### What to do:
Report every line of the entries that contains the word "link".

(Interface dataset entries)

####################

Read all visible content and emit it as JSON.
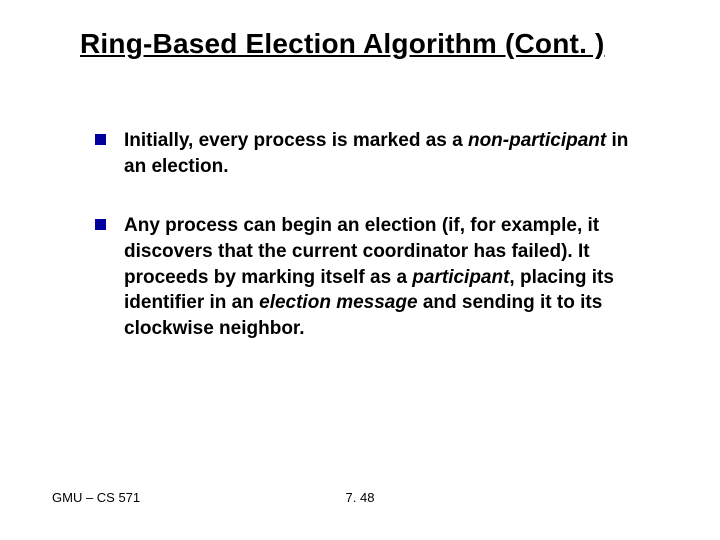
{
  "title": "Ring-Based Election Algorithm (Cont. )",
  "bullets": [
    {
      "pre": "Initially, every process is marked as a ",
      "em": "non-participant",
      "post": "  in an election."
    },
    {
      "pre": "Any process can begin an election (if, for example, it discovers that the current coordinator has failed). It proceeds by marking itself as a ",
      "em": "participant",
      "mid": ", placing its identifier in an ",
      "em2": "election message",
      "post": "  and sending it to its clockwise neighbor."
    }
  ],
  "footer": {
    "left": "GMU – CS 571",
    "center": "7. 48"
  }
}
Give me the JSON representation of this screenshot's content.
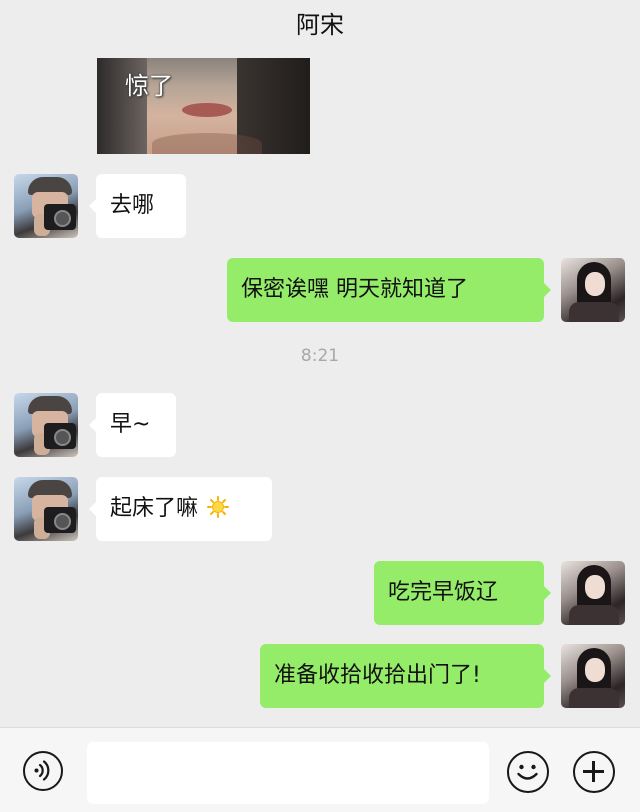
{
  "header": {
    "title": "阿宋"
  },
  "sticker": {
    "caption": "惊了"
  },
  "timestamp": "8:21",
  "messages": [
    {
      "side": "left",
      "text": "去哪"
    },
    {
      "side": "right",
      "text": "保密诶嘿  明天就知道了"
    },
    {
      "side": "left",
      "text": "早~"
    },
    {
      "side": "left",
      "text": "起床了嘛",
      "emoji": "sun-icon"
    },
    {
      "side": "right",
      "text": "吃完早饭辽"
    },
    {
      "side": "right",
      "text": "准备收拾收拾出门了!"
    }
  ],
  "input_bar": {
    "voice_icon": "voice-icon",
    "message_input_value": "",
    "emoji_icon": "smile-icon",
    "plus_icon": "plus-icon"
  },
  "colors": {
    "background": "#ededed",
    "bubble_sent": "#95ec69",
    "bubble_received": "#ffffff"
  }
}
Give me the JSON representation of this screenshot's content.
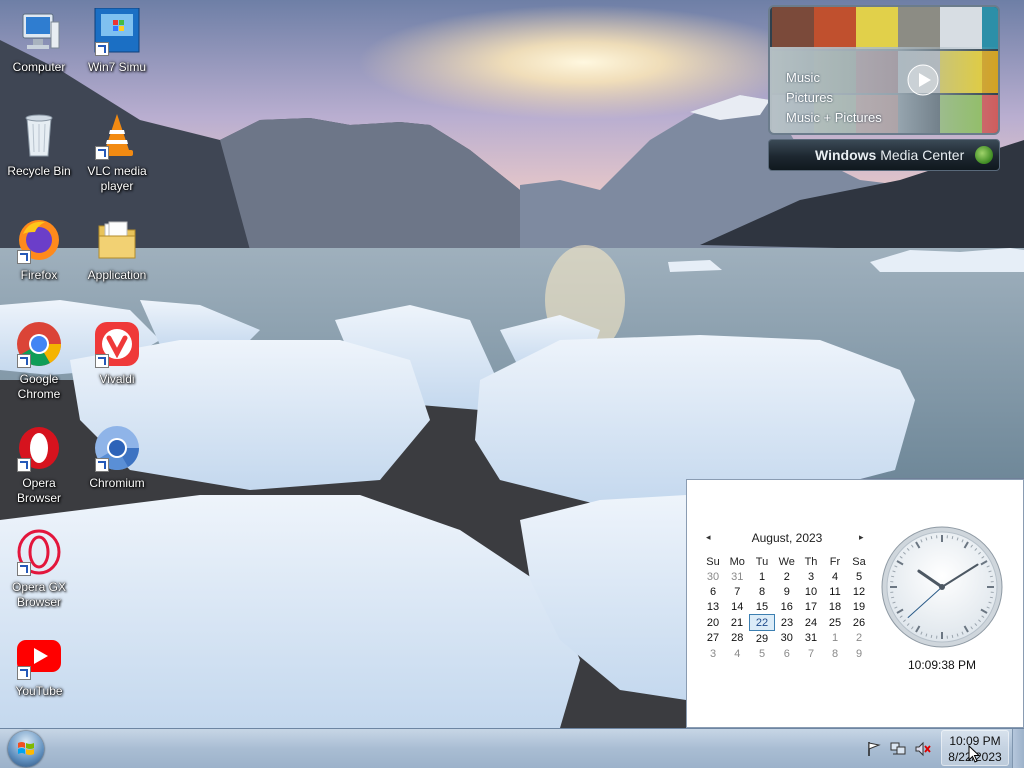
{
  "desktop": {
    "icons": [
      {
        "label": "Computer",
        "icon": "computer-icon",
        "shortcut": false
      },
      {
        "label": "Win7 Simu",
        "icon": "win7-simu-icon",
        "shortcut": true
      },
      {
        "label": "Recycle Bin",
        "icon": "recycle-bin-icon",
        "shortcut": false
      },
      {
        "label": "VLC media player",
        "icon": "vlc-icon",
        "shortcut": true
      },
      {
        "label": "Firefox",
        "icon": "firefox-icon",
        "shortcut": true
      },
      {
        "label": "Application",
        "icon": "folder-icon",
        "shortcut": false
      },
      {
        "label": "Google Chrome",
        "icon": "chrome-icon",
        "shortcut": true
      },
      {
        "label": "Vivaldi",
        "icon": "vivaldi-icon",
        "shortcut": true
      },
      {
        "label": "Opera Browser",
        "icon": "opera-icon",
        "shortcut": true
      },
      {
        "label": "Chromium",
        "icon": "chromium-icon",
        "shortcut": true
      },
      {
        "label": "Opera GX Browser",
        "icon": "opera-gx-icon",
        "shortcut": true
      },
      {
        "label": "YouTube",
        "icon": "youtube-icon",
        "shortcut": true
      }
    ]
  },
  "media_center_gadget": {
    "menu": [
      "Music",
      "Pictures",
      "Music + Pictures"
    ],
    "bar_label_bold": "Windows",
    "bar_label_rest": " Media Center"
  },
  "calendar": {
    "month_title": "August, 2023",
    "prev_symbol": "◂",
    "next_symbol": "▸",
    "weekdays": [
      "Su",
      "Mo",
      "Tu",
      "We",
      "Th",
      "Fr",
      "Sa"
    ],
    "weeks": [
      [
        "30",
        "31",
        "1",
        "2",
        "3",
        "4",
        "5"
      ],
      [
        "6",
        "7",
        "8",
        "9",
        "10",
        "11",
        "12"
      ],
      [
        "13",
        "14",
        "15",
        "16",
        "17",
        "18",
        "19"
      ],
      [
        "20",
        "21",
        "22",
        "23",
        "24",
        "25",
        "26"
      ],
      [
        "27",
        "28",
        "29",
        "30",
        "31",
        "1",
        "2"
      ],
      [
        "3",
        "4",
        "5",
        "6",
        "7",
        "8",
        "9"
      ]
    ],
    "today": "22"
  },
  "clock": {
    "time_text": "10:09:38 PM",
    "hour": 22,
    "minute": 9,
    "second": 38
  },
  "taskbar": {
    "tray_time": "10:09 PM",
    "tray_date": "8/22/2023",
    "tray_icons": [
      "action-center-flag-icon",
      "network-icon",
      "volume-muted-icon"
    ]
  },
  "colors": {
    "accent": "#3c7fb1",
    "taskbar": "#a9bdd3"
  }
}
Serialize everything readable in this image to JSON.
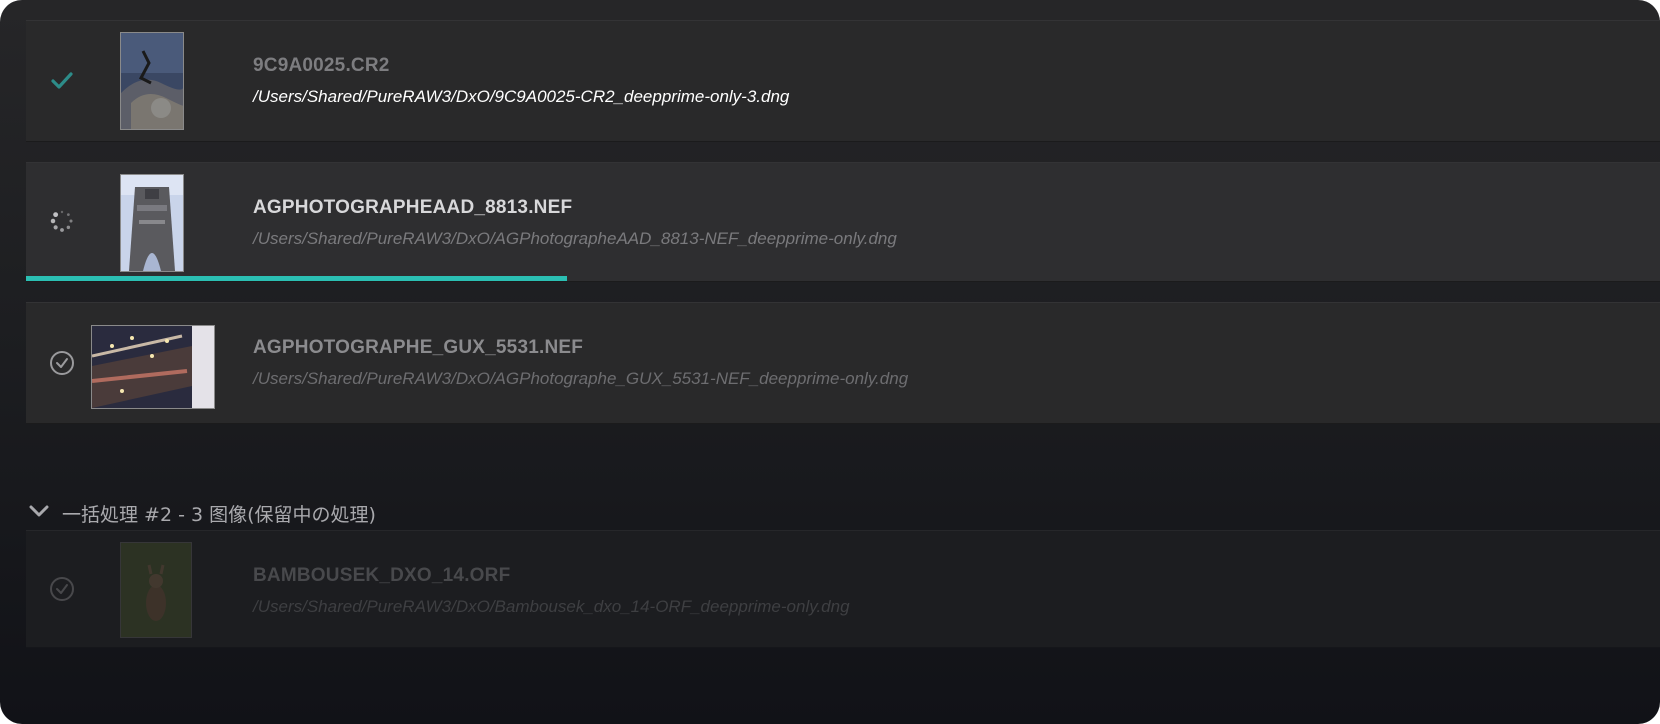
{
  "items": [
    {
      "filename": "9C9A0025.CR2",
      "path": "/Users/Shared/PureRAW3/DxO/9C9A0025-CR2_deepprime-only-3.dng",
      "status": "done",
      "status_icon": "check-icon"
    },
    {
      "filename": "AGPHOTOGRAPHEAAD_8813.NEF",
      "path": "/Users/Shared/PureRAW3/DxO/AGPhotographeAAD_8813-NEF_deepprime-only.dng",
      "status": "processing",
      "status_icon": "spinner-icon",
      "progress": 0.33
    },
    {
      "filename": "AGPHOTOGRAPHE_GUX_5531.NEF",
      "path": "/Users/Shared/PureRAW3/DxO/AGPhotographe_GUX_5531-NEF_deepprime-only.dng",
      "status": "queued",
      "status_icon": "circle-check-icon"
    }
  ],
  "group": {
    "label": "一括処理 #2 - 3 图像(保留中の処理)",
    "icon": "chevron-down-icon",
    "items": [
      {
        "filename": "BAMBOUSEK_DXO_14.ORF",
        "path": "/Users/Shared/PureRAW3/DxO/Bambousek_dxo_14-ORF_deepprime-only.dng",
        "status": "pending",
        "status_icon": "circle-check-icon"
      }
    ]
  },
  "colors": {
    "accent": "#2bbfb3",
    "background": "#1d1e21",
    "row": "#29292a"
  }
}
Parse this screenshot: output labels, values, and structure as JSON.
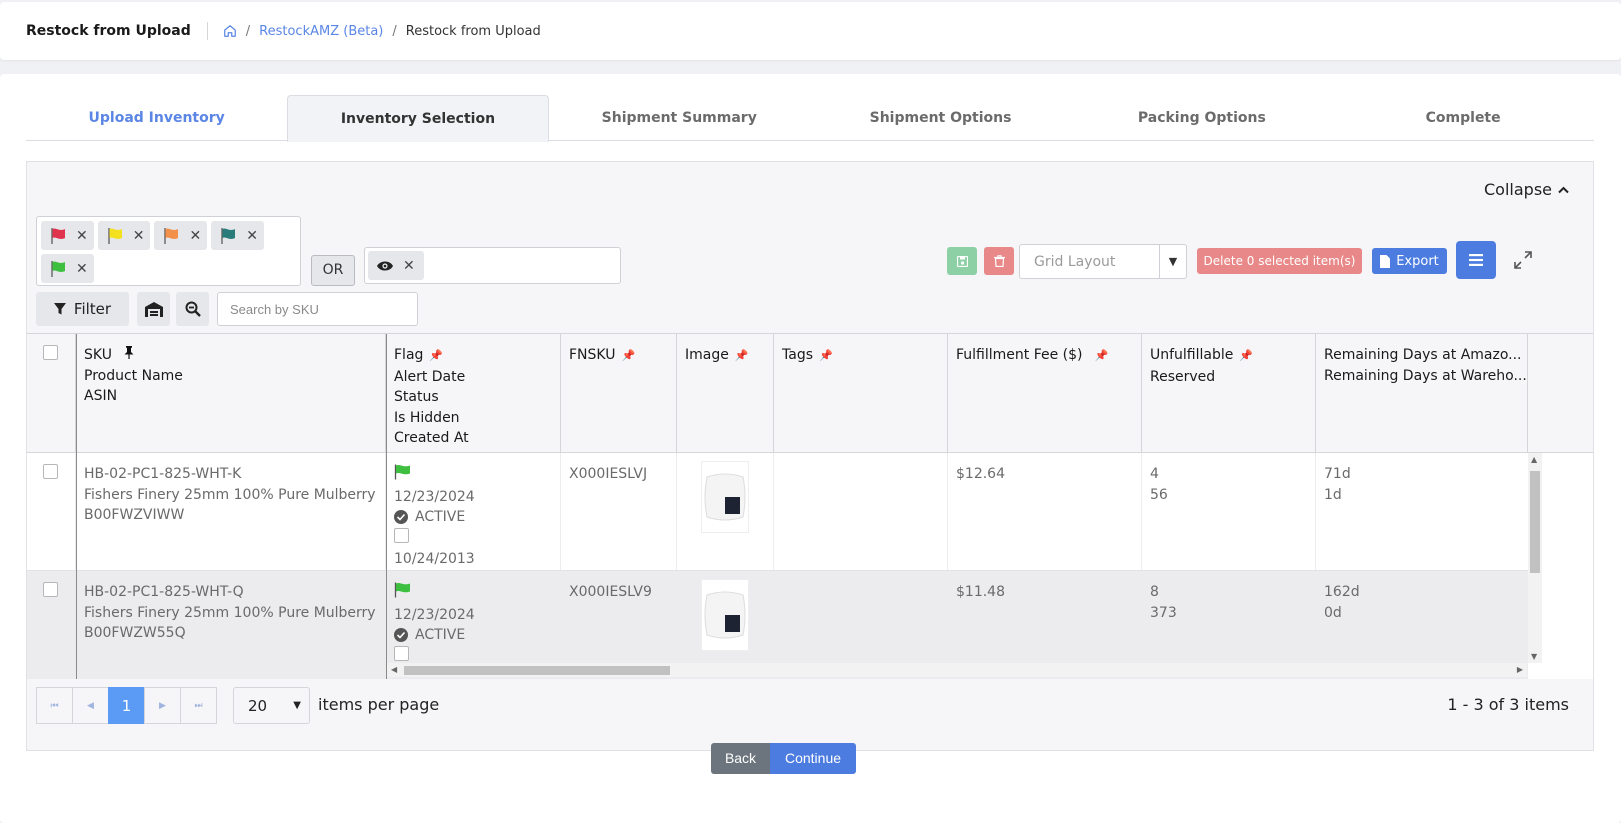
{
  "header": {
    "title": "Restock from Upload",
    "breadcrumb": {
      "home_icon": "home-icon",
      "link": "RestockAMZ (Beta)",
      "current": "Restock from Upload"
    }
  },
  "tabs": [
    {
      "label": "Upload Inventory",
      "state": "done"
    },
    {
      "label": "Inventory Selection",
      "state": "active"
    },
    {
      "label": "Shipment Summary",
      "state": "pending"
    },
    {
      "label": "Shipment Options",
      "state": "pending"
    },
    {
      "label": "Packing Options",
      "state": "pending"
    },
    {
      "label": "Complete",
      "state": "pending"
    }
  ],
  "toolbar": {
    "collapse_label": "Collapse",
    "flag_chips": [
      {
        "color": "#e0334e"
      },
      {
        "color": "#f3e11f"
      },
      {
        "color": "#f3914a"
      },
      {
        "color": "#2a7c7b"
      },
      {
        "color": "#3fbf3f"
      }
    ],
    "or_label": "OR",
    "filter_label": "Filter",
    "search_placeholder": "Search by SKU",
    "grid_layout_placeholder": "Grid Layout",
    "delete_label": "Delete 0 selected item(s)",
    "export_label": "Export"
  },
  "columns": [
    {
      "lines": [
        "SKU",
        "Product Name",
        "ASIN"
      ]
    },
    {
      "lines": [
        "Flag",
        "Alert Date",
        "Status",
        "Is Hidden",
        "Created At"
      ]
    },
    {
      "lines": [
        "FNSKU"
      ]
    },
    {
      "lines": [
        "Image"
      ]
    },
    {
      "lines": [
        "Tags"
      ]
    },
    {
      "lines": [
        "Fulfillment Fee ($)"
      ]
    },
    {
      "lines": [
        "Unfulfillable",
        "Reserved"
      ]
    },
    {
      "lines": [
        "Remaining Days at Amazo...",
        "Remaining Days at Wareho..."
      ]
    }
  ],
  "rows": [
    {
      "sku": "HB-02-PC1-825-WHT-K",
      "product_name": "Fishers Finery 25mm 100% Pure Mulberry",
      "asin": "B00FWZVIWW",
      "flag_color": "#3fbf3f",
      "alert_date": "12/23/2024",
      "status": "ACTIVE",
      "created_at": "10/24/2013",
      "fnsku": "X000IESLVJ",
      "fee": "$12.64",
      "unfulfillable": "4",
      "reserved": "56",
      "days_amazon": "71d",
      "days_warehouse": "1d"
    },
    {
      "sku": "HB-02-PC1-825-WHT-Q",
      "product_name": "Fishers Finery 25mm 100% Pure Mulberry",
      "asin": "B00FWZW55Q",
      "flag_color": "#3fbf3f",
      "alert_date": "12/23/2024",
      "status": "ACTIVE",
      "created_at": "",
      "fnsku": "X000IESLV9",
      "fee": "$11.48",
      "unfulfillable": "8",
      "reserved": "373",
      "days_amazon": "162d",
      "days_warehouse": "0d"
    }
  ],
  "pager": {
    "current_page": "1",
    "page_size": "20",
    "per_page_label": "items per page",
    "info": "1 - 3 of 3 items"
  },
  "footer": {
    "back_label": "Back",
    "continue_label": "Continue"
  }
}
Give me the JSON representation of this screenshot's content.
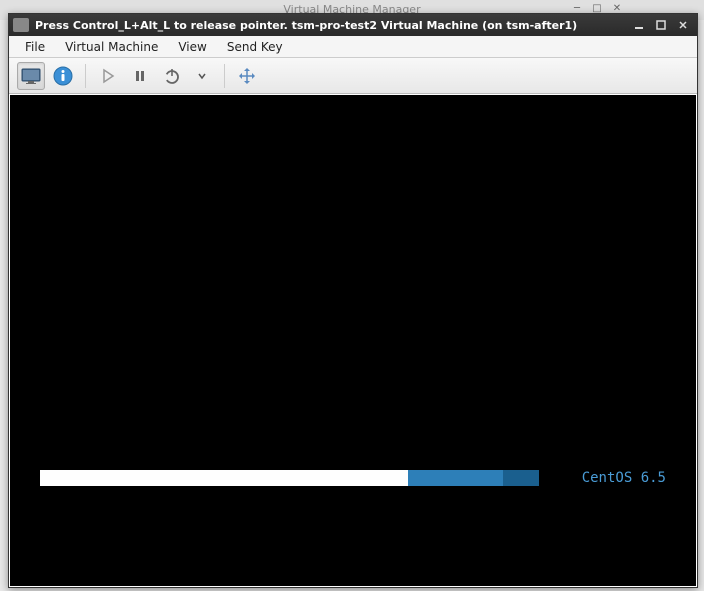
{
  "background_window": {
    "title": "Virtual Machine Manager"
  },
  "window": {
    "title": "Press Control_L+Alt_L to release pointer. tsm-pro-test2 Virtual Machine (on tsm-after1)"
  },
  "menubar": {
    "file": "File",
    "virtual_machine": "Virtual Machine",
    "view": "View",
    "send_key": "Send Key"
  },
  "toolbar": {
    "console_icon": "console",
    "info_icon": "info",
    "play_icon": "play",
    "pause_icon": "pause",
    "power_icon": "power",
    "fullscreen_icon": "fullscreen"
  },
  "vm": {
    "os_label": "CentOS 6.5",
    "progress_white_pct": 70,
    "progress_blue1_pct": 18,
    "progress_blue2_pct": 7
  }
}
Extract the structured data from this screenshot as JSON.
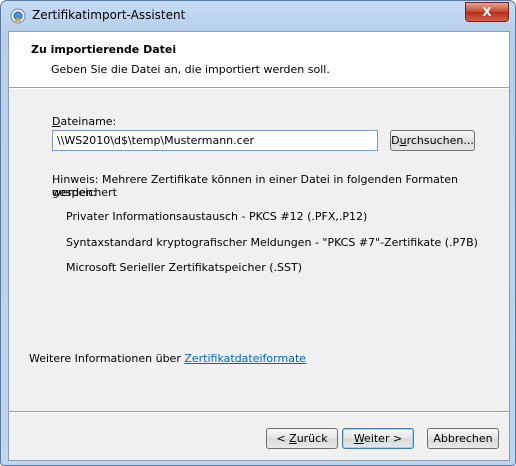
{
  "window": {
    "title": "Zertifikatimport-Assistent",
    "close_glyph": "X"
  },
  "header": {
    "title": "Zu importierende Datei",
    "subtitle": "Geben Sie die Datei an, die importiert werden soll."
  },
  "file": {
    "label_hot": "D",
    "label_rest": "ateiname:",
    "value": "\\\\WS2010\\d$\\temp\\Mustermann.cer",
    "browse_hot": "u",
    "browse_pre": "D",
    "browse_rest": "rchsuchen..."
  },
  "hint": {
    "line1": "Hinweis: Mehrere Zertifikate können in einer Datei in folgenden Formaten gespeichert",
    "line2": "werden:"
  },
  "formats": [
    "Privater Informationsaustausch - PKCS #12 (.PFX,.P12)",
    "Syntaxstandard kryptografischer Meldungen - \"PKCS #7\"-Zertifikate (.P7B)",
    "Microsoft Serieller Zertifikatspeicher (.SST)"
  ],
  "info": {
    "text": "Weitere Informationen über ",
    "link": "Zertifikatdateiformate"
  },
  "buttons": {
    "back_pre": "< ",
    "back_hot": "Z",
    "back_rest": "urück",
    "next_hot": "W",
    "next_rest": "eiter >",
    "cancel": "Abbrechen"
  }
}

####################

### Task answer:
      "link": "RestockAMZ (Beta)",
    "link": "Zertifikatdateiformate"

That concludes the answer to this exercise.